Snow-lined street

If it isn’t blocking a car, it’s called ambiance.

Our small suburban side streets are still a mess. After the last storm, most folks dug out only enough to free their vehicles, leaving a patchwork of tar and snow. Sand is strewn over the narrow driving lane, making everything dirty. A stream that formed on our sidewalk is rushing the rapidly melting snow into the gutters at the bottom of the hill.

Snow blob

I won’t name him, lest I become attached. If I DID, he would be called Blobbert.

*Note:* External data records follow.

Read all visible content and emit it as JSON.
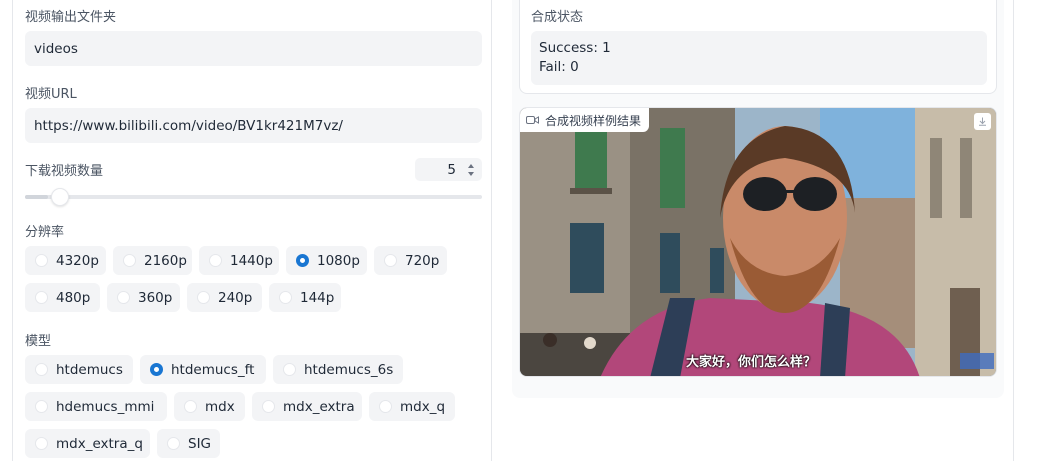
{
  "left": {
    "output_folder": {
      "label": "视频输出文件夹",
      "value": "videos"
    },
    "video_url": {
      "label": "视频URL",
      "value": "https://www.bilibili.com/video/BV1kr421M7vz/"
    },
    "download_count": {
      "label": "下载视频数量",
      "value": "5",
      "slider_fraction": 0.05
    },
    "resolution": {
      "label": "分辨率",
      "options": [
        "4320p",
        "2160p",
        "1440p",
        "1080p",
        "720p",
        "480p",
        "360p",
        "240p",
        "144p"
      ],
      "selected": "1080p"
    },
    "model": {
      "label": "模型",
      "options": [
        "htdemucs",
        "htdemucs_ft",
        "htdemucs_6s",
        "hdemucs_mmi",
        "mdx",
        "mdx_extra",
        "mdx_q",
        "mdx_extra_q",
        "SIG"
      ],
      "selected": "htdemucs_ft"
    }
  },
  "right": {
    "status": {
      "label": "合成状态",
      "line1": "Success: 1",
      "line2": "Fail: 0"
    },
    "video": {
      "label": "合成视频样例结果",
      "subtitle": "大家好，你们怎么样？",
      "icon": "video-camera-icon",
      "download_icon": "download-icon"
    }
  },
  "colors": {
    "accent": "#1976d2",
    "field_bg": "#f3f4f6"
  }
}
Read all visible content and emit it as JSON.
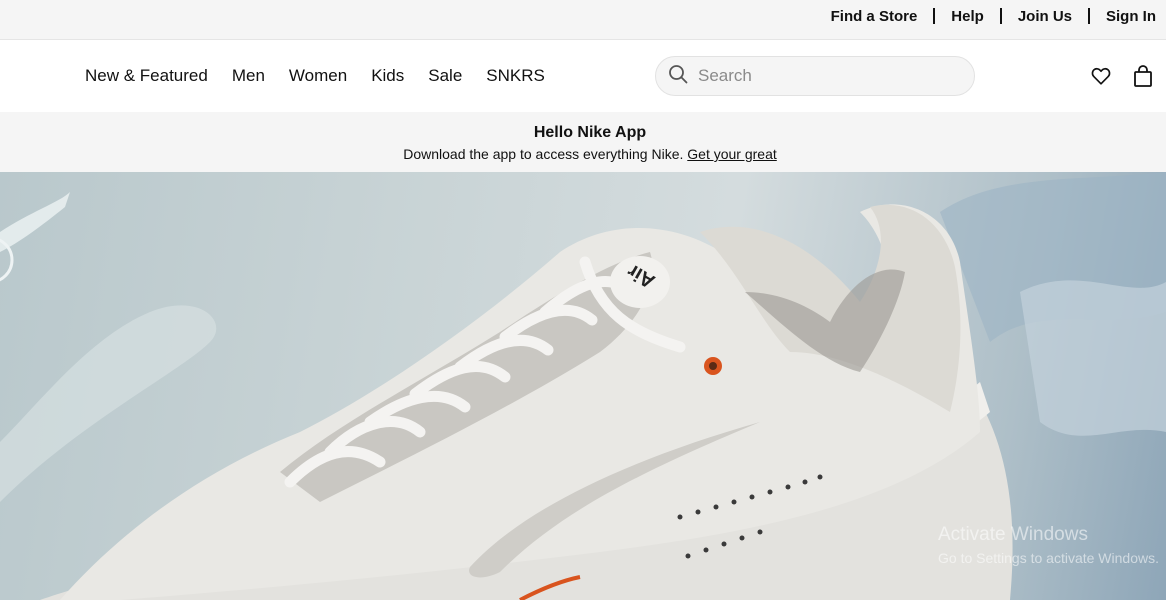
{
  "utility_bar": {
    "links": [
      "Find a Store",
      "Help",
      "Join Us",
      "Sign In"
    ]
  },
  "nav": {
    "items": [
      "New & Featured",
      "Men",
      "Women",
      "Kids",
      "Sale",
      "SNKRS"
    ]
  },
  "search": {
    "placeholder": "Search"
  },
  "header_icons": [
    "heart-icon",
    "bag-icon"
  ],
  "promo": {
    "title": "Hello Nike App",
    "text": "Download the app to access everything Nike.",
    "link": "Get your great"
  },
  "hero": {
    "logo_text": "Air"
  },
  "watermark": {
    "title": "Activate Windows",
    "subtitle": "Go to Settings to activate Windows."
  },
  "colors": {
    "background": "#ffffff",
    "bar": "#f5f5f5",
    "text": "#111111",
    "accent_orange": "#d9541e"
  }
}
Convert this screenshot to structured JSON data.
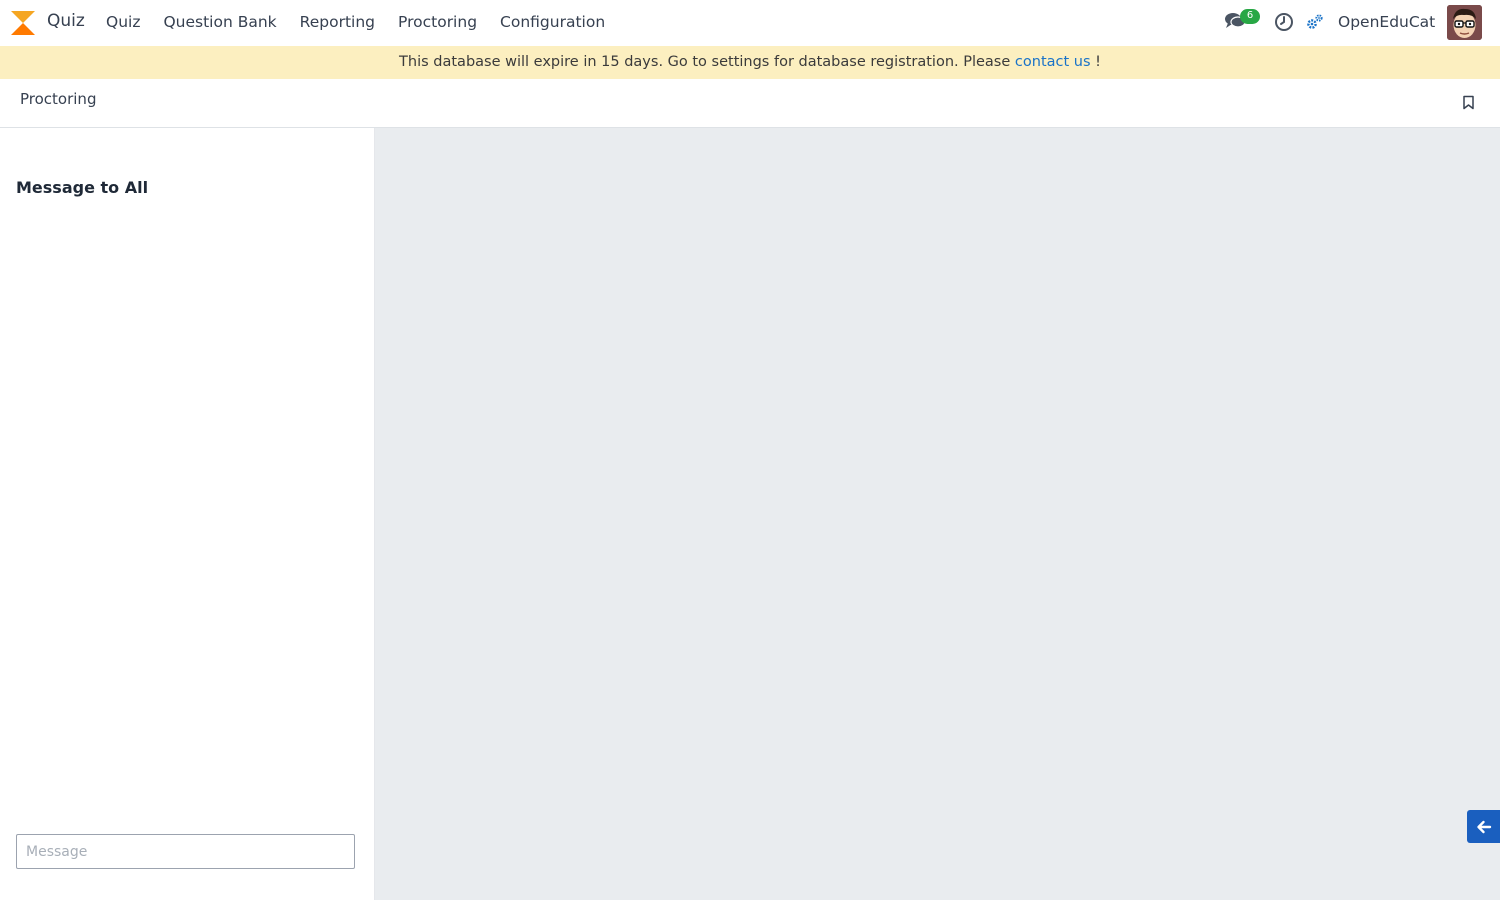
{
  "app": {
    "name": "Quiz",
    "brand_color": "#f59e0b"
  },
  "menu": {
    "items": [
      "Quiz",
      "Question Bank",
      "Reporting",
      "Proctoring",
      "Configuration"
    ]
  },
  "systray": {
    "messages_count": "6",
    "company": "OpenEduCat",
    "icons": [
      "chat-icon",
      "clock-icon",
      "gear-icon"
    ]
  },
  "banner": {
    "text": "This database will expire in 15 days. Go to settings for database registration. Please ",
    "link_text": "contact us",
    "suffix": " !",
    "background": "#fcefc0",
    "link_color": "#1a73c8"
  },
  "breadcrumb": {
    "current": "Proctoring"
  },
  "left_panel": {
    "title": "Message to All",
    "input_placeholder": "Message"
  },
  "colors": {
    "main_background": "#e9ecef",
    "toggle_button": "#1a5fbf",
    "badge": "#28a745"
  }
}
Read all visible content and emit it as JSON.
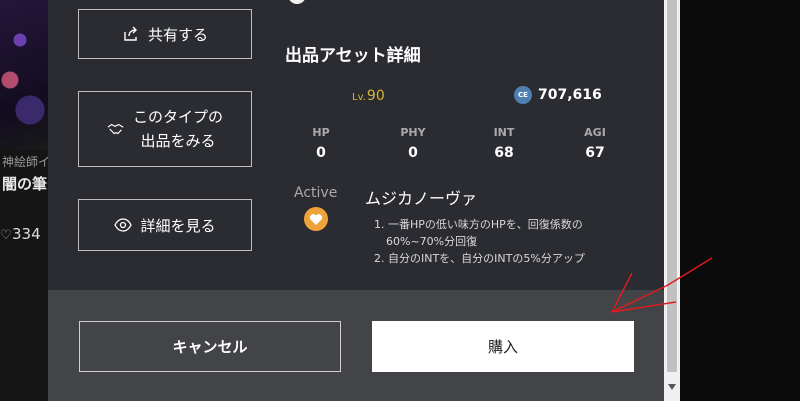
{
  "background": {
    "creator_text": "神絵師イ",
    "title_text": "闇の筆",
    "like_count": "334"
  },
  "modal": {
    "buttons": {
      "share": "共有する",
      "type_line1": "このタイプの",
      "type_line2": "出品をみる",
      "detail": "詳細を見る"
    },
    "section_title": "出品アセット詳細",
    "level": {
      "prefix": "Lv.",
      "value": "90"
    },
    "ce": {
      "badge": "CE",
      "value": "707,616"
    },
    "stats": [
      {
        "key": "HP",
        "value": "0"
      },
      {
        "key": "PHY",
        "value": "0"
      },
      {
        "key": "INT",
        "value": "68"
      },
      {
        "key": "AGI",
        "value": "67"
      }
    ],
    "skill": {
      "type": "Active",
      "name": "ムジカノーヴァ",
      "effects": [
        "1. 一番HPの低い味方のHPを、回復係数の",
        "60%~70%分回復",
        "2. 自分のINTを、自分のINTの5%分アップ"
      ]
    },
    "footer": {
      "cancel": "キャンセル",
      "buy": "購入"
    }
  },
  "colors": {
    "modal_bg": "#2b2c31",
    "footer_bg": "#434448",
    "level_gold": "#d7b53a",
    "skill_orange": "#f0a23a",
    "annotation_red": "#e01b1b"
  }
}
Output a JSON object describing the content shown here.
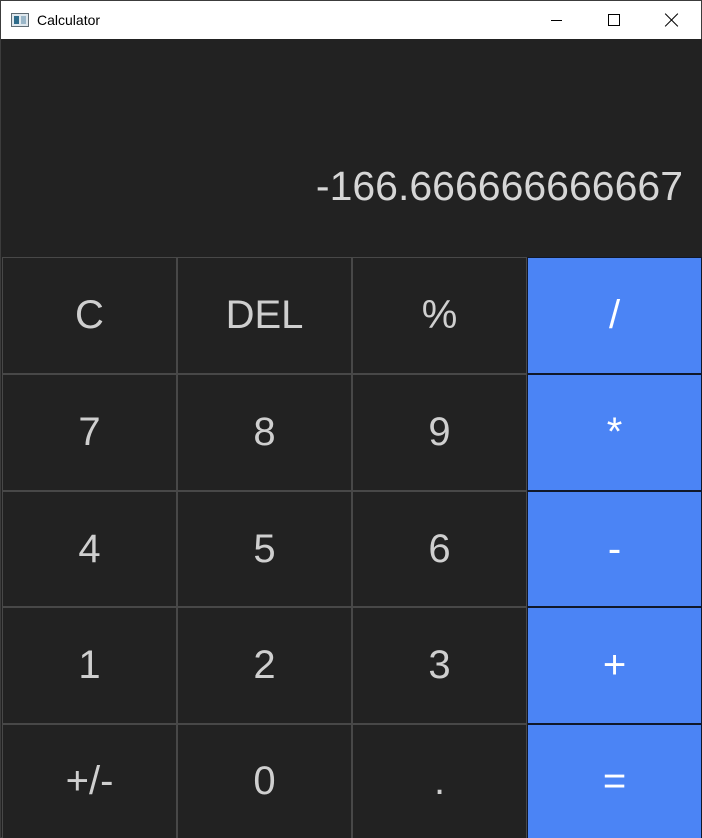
{
  "window": {
    "title": "Calculator",
    "controls": [
      "minimize",
      "maximize",
      "close"
    ]
  },
  "display": {
    "value": "-166.666666666667"
  },
  "keypad": {
    "keys": [
      {
        "label": "C",
        "type": "function"
      },
      {
        "label": "DEL",
        "type": "function"
      },
      {
        "label": "%",
        "type": "function"
      },
      {
        "label": "/",
        "type": "operator"
      },
      {
        "label": "7",
        "type": "digit"
      },
      {
        "label": "8",
        "type": "digit"
      },
      {
        "label": "9",
        "type": "digit"
      },
      {
        "label": "*",
        "type": "operator"
      },
      {
        "label": "4",
        "type": "digit"
      },
      {
        "label": "5",
        "type": "digit"
      },
      {
        "label": "6",
        "type": "digit"
      },
      {
        "label": "-",
        "type": "operator"
      },
      {
        "label": "1",
        "type": "digit"
      },
      {
        "label": "2",
        "type": "digit"
      },
      {
        "label": "3",
        "type": "digit"
      },
      {
        "label": "+",
        "type": "operator"
      },
      {
        "label": "+/-",
        "type": "function"
      },
      {
        "label": "0",
        "type": "digit"
      },
      {
        "label": ".",
        "type": "digit"
      },
      {
        "label": "=",
        "type": "operator"
      }
    ]
  },
  "colors": {
    "background": "#222222",
    "operator_key": "#4b84f5",
    "text": "#d6d6d6"
  }
}
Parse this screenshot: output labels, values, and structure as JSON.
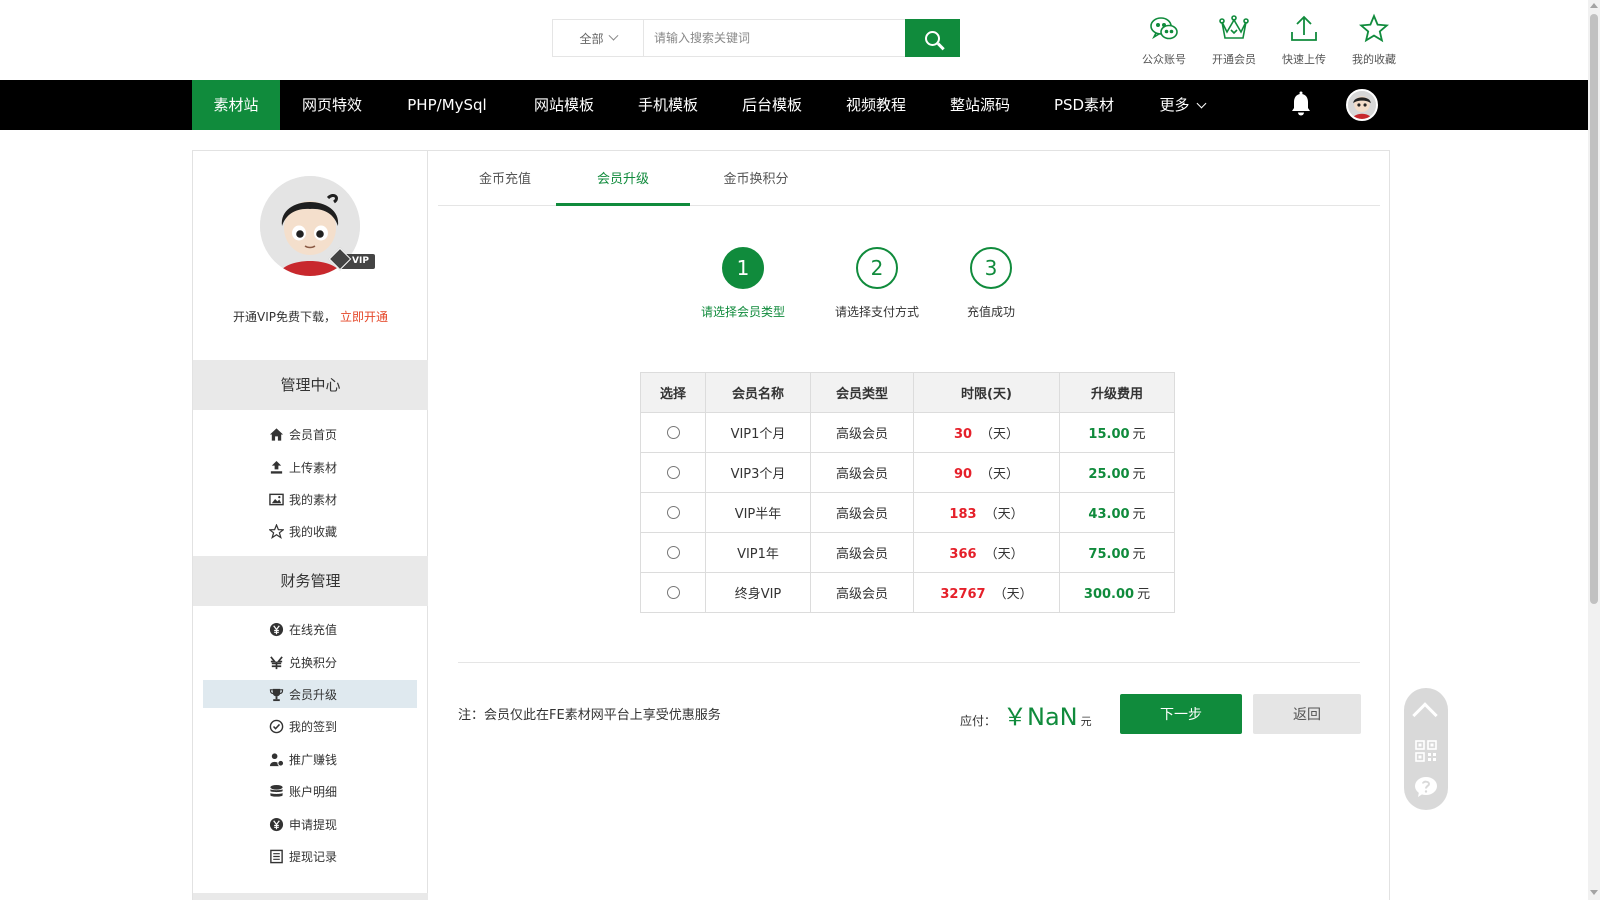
{
  "search": {
    "category": "全部",
    "placeholder": "请输入搜索关键词",
    "value": ""
  },
  "quick_links": [
    {
      "label": "公众账号",
      "icon": "wechat-icon"
    },
    {
      "label": "开通会员",
      "icon": "crown-icon"
    },
    {
      "label": "快速上传",
      "icon": "upload-icon"
    },
    {
      "label": "我的收藏",
      "icon": "star-icon"
    }
  ],
  "nav": {
    "items": [
      "素材站",
      "网页特效",
      "PHP/MySql",
      "网站模板",
      "手机模板",
      "后台模板",
      "视频教程",
      "整站源码",
      "PSD素材"
    ],
    "more": "更多",
    "active_index": 0
  },
  "sidebar": {
    "vip_badge": "VIP",
    "promo_text": "开通VIP免费下载，",
    "promo_link": "立即开通",
    "sections": [
      {
        "title": "管理中心",
        "items": [
          {
            "label": "会员首页",
            "icon": "home-icon"
          },
          {
            "label": "上传素材",
            "icon": "upload-icon"
          },
          {
            "label": "我的素材",
            "icon": "image-icon"
          },
          {
            "label": "我的收藏",
            "icon": "star-icon"
          }
        ]
      },
      {
        "title": "财务管理",
        "items": [
          {
            "label": "在线充值",
            "icon": "yen-icon"
          },
          {
            "label": "兑换积分",
            "icon": "exchange-icon"
          },
          {
            "label": "会员升级",
            "icon": "trophy-icon",
            "active": true
          },
          {
            "label": "我的签到",
            "icon": "check-circle-icon"
          },
          {
            "label": "推广赚钱",
            "icon": "user-coin-icon"
          },
          {
            "label": "账户明细",
            "icon": "database-icon"
          },
          {
            "label": "申请提现",
            "icon": "yen-icon"
          },
          {
            "label": "提现记录",
            "icon": "document-icon"
          }
        ]
      }
    ]
  },
  "tabs": [
    {
      "label": "金币充值"
    },
    {
      "label": "会员升级",
      "active": true
    },
    {
      "label": "金币换积分"
    }
  ],
  "steps": [
    {
      "num": "1",
      "label": "请选择会员类型",
      "active": true
    },
    {
      "num": "2",
      "label": "请选择支付方式"
    },
    {
      "num": "3",
      "label": "充值成功"
    }
  ],
  "table": {
    "headers": [
      "选择",
      "会员名称",
      "会员类型",
      "时限(天)",
      "升级费用"
    ],
    "day_unit": "（天）",
    "fee_unit": "元",
    "rows": [
      {
        "name": "VIP1个月",
        "type": "高级会员",
        "days": "30",
        "fee": "15.00"
      },
      {
        "name": "VIP3个月",
        "type": "高级会员",
        "days": "90",
        "fee": "25.00"
      },
      {
        "name": "VIP半年",
        "type": "高级会员",
        "days": "183",
        "fee": "43.00"
      },
      {
        "name": "VIP1年",
        "type": "高级会员",
        "days": "366",
        "fee": "75.00"
      },
      {
        "name": "终身VIP",
        "type": "高级会员",
        "days": "32767",
        "fee": "300.00"
      }
    ]
  },
  "footer": {
    "note": "注：会员仅此在FE素材网平台上享受优惠服务",
    "pay_label": "应付：",
    "pay_amount": "￥NaN",
    "pay_unit": "元",
    "next_label": "下一步",
    "back_label": "返回"
  },
  "colors": {
    "brand": "#108b3c",
    "highlight_red": "#e5202a",
    "promo_link": "#e5482a"
  }
}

I stare out my window; a child’s snowman stares back from across the street. He’s actually only a blob with a hat, surrounded by footprints. However, his creator is about five years old, so he’s perfect, of course. He’s the ideal shape for a melting reference so I’ll say it…the sun beating down on him makes his hat look most unnecessary. I’m sure he won’t survive the day. I can’t tell whether his lemon eyes and little O-shaped mouth are expressing surprise or if he’s pleading with me to save him. I can’t believe I’m saying this, but I won’t mind it when he’s gone because for once, I’m tired of the snow. We didn’t even get that much this year, really. My sister in Denver, she’s still getting regular blizzards, as are my brothers in northern New England, and my friends in Washington and Maine. I grew up in Rhode Island. I know what a lot of snow looks like, and this is nothing. It just feels like a lot this year.I heard a weather forecaster say it’s not over yet, and that there may be one or two more snowstorms before spring arrives. It just makes me sigh. All those dirty white mounds piled high around the lamp poles in the grocery store parking lots—where will they put more? Let’s hope today’s sun melts them down a few feet.

Still, as I look over the tired, dirty landscape, I can’t help but feel hope. I know that just five feet from the snowman, crocuses are sleeping under that blanket of whiteness. I can almost hear the roots of the brown grass and of the giant Norway Maple in the middle of my front lawn drinking deeply from the crisp, fresh water that seeps into the ground all around them. The tree sports tiny buds like tightly clenched fists, just waiting for the sign to let go.

Even now, there are robins on their way here, and the Canada geese are making flight plans for the long trip south. Mama cardinals are holed up in the trees all around us, keeping their eggs warm. Butterflies are nearly transformed, still snugly curled in their cocoons. Everything is about to change.

Tree blossoms, tightly clenched

The trees of the field are ready to dance.

This is a time of hope and anticipation, especially for those of us who might be feeling weary. We can take heart because we know what’s coming, despite the apparent bleakness. We’ve been here before. We can hang in there. Just a few more weeks. Regardless of the shadows, and no matter how cold it gets, whatever you’re going through right now—know that it’s temporary and something joyful is on its way. Take heart, spring is coming.